  1. Source: Department of State, Central Files, 788.00/8–158. Top Secret; Limit Distribution.
  2. Telegram 303, August 1, reported on a conversation Wailes had with the Shah that morning in which the Shah reiterated the main points of his long discussion with the Soviet Ambassador on July 31. The Soviet Ambassador claimed war was imminent because of Turkish plans to invade Iraq and charged that the United States was abetting the Turks. He also complained about Iranian troop build-up on the Iraqi border, urged the Shah to protest alleged U.S. overflights of Iran, and observed that there were too many U.S. tourists in Iran. The Shah implied to Wailes that he was firm, bordering on the disagreeable, with the Soviet Ambassador. (Ibid., 682.87/8–158)
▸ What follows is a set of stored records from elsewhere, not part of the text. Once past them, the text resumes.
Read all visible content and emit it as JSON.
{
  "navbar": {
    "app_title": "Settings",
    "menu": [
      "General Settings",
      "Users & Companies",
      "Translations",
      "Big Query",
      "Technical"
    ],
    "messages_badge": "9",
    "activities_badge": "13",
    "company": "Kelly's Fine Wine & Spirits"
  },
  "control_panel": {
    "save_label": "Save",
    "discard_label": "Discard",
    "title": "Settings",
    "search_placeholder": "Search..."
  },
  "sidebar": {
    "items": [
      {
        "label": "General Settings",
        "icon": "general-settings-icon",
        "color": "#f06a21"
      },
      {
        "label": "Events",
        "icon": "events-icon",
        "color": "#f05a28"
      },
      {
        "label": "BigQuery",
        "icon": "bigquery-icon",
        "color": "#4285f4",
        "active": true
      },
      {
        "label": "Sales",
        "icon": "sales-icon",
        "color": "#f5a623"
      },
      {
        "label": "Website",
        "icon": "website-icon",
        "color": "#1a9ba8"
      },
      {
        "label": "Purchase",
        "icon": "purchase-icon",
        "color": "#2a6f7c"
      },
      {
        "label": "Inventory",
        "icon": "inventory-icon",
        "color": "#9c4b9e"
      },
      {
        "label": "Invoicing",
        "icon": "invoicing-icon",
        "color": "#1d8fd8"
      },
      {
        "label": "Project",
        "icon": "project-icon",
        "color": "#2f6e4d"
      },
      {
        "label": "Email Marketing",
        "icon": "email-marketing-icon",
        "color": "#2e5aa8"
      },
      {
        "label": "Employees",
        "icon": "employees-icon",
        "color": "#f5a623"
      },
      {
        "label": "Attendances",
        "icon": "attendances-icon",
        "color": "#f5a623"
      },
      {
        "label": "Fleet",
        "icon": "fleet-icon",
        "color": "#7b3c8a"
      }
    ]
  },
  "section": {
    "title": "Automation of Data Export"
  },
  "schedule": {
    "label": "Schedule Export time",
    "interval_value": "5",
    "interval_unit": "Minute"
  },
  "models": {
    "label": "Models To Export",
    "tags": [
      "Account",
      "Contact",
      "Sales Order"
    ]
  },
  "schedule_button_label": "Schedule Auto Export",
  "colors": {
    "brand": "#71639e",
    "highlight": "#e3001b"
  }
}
  3. According to the minutes of the Country Team meeting of July 25, Ambassador Wailes informed members of the team that prior to leaving Washington he had been instructed by the Secretary that contacts with dissident elements in Iran were “not to be continued.” He asked that if any contact of the sort was to be made that it be cleared with him or Mr. Wilkins. (Ibid., NEA/GTI Files: Lot 60 D 533, Iran, Country Team Minutes, 1958)